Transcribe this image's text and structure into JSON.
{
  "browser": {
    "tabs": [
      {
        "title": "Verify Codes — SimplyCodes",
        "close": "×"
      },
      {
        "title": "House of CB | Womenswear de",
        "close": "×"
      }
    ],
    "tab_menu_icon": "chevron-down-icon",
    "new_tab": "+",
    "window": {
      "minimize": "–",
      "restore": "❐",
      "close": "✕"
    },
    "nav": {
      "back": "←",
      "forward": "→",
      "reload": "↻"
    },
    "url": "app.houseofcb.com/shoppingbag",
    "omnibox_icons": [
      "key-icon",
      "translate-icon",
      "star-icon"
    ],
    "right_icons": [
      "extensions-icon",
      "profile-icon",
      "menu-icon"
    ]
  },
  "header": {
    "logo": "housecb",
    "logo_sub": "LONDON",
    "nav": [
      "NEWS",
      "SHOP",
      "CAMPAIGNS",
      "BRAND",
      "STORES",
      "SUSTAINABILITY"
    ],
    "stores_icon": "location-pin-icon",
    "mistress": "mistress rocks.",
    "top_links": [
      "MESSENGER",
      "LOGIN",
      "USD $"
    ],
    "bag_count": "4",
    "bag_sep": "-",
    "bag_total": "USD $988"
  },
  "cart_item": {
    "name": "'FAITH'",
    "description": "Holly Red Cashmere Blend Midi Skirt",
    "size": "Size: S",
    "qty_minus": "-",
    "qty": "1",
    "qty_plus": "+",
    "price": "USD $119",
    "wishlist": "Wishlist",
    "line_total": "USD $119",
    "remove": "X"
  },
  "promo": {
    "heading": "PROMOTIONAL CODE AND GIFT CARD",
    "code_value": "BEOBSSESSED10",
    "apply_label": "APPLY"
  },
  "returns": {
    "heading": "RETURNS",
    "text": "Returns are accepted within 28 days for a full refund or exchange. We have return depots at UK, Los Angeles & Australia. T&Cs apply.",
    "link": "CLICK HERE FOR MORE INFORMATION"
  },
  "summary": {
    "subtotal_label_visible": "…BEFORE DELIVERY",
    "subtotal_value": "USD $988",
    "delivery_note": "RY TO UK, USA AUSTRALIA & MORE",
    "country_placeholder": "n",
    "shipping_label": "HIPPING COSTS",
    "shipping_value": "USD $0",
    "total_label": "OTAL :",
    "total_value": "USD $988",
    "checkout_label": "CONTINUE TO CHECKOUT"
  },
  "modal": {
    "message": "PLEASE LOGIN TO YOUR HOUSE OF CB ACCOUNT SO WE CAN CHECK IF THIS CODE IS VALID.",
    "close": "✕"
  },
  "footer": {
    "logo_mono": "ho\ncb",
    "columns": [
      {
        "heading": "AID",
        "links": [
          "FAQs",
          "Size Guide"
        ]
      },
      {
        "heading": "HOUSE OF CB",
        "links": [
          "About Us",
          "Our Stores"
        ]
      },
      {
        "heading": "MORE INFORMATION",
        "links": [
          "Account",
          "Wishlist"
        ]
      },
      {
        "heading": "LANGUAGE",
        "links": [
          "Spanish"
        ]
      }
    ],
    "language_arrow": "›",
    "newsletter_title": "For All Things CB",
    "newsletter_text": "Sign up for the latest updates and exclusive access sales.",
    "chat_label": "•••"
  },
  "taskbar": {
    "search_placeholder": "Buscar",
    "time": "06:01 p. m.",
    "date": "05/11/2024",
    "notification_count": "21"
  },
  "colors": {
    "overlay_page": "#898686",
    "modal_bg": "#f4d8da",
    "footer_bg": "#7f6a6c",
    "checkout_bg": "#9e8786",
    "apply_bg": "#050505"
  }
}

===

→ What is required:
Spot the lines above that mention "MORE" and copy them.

→ Exercise response:
    "link": "CLICK HERE FOR MORE INFORMATION"
    "delivery_note": "RY TO UK, USA AUSTRALIA & MORE",
        "heading": "MORE INFORMATION",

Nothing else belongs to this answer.